Excerpts from a dataset:
□ □ □ □ □ □ □
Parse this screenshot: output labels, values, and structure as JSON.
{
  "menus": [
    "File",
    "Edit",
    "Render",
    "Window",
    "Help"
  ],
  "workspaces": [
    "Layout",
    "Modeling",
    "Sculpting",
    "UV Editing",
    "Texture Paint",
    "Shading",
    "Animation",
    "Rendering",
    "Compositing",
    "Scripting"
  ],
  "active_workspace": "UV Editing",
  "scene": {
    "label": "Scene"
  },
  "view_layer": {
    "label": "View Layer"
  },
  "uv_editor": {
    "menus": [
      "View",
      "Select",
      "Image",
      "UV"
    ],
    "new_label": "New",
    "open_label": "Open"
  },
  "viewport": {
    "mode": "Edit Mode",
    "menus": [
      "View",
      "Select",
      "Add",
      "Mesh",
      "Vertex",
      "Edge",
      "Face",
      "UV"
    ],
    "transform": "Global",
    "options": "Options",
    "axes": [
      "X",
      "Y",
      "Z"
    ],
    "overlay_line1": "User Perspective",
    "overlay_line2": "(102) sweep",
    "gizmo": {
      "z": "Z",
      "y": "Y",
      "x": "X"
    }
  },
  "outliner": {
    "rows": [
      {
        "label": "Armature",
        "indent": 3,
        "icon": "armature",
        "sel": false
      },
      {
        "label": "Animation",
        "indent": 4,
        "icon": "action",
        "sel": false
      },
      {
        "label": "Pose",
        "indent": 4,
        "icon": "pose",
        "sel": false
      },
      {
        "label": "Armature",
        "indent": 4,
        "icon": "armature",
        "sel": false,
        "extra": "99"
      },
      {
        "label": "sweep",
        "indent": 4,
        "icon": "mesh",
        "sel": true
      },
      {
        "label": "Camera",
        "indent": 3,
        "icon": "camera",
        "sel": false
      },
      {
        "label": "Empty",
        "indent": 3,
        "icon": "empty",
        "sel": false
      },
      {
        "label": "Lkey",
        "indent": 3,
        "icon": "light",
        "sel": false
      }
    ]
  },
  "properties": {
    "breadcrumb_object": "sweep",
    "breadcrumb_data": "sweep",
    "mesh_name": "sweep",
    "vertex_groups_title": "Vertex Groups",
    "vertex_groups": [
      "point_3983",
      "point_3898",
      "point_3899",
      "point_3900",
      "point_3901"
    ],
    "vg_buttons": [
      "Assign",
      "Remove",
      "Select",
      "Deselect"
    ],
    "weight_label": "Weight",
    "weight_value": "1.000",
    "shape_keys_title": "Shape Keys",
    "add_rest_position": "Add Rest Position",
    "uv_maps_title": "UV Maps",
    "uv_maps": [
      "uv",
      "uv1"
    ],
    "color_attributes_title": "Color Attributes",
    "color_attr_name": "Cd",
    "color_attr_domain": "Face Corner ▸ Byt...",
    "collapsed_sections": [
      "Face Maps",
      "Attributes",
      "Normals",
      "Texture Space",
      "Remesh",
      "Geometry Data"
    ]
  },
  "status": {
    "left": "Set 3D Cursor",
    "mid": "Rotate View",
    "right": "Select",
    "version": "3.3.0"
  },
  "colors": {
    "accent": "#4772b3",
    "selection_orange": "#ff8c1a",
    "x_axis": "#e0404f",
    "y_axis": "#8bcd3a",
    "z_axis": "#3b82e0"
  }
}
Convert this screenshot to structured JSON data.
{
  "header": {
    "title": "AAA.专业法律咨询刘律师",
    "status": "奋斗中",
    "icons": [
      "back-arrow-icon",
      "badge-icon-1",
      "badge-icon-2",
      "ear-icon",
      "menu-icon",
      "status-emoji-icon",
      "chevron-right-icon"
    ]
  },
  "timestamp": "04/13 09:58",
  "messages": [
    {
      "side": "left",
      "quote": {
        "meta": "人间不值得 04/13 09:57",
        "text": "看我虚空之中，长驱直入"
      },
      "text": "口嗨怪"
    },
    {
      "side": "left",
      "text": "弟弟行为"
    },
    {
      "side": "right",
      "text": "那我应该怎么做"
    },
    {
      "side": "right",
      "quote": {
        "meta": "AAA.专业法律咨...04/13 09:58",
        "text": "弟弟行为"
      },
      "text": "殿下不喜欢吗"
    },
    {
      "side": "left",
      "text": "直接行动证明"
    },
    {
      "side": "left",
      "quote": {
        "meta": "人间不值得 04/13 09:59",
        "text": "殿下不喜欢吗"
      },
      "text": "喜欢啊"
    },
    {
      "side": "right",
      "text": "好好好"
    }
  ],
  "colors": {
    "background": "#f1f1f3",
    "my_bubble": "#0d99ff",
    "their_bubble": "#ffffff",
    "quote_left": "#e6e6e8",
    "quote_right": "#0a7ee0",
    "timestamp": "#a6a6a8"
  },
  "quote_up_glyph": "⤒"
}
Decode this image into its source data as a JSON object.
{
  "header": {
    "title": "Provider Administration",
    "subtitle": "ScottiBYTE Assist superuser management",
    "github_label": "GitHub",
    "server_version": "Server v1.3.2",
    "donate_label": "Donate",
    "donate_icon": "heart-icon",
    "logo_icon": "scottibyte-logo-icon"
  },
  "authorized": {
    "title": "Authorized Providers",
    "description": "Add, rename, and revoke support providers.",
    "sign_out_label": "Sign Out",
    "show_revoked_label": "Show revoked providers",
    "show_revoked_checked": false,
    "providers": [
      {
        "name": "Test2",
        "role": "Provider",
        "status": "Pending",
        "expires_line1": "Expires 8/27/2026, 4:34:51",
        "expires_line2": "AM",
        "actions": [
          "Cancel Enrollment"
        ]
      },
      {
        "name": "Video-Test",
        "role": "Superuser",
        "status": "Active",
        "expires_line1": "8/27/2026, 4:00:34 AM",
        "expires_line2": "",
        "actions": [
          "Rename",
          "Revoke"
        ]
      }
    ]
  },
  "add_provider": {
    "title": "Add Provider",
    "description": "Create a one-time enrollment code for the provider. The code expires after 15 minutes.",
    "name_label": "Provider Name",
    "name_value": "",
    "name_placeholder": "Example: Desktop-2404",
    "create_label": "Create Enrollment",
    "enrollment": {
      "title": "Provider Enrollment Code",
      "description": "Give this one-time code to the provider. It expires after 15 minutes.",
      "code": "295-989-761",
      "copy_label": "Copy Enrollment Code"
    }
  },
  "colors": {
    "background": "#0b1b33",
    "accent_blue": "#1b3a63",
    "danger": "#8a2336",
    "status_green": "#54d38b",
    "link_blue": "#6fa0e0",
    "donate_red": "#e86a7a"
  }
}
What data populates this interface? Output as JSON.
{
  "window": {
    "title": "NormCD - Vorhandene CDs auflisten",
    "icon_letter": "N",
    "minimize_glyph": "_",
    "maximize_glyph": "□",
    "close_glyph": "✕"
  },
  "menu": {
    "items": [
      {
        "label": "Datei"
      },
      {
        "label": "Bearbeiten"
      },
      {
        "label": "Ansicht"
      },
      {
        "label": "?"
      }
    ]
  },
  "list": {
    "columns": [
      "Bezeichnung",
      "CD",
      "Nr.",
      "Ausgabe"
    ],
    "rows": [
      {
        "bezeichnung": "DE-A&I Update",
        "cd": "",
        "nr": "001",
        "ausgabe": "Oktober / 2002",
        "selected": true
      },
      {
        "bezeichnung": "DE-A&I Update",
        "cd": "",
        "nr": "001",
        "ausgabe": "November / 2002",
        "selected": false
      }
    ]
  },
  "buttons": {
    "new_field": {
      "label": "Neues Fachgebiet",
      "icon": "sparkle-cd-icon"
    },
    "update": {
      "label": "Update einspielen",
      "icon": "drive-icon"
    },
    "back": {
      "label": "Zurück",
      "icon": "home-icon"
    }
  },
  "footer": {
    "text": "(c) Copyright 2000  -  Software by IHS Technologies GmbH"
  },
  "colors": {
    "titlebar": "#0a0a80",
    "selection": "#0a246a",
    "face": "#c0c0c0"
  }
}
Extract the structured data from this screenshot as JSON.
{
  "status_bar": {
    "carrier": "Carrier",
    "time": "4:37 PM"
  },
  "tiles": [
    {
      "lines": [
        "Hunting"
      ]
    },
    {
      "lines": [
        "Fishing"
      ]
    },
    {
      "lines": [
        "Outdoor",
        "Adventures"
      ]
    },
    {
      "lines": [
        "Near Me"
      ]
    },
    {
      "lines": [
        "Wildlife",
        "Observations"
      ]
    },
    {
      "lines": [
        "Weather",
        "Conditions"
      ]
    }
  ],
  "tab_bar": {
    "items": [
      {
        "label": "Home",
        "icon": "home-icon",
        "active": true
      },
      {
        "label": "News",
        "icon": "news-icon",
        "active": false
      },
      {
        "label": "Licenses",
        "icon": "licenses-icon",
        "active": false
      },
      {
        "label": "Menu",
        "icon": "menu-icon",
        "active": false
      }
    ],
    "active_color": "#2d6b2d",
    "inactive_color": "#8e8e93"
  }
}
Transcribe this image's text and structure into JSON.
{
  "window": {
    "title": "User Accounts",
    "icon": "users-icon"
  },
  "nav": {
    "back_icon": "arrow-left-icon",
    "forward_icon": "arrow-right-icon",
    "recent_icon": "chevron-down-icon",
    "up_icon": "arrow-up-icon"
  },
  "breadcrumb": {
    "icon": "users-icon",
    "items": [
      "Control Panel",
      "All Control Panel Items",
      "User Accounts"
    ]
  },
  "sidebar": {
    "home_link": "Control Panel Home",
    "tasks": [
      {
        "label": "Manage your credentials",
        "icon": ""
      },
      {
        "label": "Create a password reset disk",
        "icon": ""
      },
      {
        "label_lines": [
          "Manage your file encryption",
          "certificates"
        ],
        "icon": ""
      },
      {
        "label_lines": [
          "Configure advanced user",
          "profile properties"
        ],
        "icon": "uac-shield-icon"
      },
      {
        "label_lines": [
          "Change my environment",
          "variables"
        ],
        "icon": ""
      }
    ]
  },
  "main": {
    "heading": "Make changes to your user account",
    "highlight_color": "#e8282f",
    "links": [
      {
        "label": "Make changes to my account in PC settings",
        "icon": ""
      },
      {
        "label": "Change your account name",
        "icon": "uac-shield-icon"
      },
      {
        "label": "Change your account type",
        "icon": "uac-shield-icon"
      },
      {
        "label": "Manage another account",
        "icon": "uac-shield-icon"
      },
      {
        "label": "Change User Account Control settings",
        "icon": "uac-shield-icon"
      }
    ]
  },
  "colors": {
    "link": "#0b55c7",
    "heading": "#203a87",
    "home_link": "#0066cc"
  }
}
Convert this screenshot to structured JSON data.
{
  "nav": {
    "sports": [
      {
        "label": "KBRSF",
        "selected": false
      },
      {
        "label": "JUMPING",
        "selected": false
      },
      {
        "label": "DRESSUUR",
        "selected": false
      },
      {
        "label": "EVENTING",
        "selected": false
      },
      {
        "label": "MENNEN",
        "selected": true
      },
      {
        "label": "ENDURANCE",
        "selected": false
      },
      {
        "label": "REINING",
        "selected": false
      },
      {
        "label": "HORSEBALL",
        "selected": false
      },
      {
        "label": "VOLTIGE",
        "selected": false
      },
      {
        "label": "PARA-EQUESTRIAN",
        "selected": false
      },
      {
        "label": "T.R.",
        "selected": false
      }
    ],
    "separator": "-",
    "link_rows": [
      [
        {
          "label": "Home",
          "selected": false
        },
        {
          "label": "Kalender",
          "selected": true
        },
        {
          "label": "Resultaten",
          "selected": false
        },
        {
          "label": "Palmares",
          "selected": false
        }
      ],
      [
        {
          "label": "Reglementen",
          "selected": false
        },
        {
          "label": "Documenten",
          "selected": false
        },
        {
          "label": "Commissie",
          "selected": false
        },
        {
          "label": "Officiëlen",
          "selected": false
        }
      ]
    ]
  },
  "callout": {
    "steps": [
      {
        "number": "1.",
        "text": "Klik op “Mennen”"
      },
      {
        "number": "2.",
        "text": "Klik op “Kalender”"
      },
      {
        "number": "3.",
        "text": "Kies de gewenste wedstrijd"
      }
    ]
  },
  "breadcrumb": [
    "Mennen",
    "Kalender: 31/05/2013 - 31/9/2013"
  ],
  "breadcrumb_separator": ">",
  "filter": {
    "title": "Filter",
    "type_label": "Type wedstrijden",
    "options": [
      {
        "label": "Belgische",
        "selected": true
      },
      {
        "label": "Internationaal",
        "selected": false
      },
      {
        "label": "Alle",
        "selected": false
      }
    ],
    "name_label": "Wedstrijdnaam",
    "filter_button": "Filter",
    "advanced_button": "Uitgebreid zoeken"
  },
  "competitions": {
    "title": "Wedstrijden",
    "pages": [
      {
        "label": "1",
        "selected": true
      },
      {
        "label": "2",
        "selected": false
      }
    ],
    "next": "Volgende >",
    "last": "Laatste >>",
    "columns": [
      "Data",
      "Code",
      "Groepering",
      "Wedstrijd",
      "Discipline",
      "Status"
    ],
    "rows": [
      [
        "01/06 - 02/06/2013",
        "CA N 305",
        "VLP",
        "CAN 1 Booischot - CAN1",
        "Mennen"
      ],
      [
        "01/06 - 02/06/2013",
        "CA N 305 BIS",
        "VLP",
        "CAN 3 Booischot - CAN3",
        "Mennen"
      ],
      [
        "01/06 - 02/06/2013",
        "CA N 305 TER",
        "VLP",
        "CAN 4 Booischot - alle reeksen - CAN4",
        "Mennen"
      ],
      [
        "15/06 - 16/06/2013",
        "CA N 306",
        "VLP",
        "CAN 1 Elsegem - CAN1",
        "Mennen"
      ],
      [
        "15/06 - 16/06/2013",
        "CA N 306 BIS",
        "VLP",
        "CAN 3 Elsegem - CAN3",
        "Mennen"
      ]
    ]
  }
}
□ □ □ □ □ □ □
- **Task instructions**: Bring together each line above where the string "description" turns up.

- **Response to this exercise**:
    "description": "Add, rename, and revoke support providers.",
    "description": "Create a one-time enrollment code for the provider. The code expires after 15 minutes.",
      "description": "Give this one-time code to the provider. It expires after 15 minutes.",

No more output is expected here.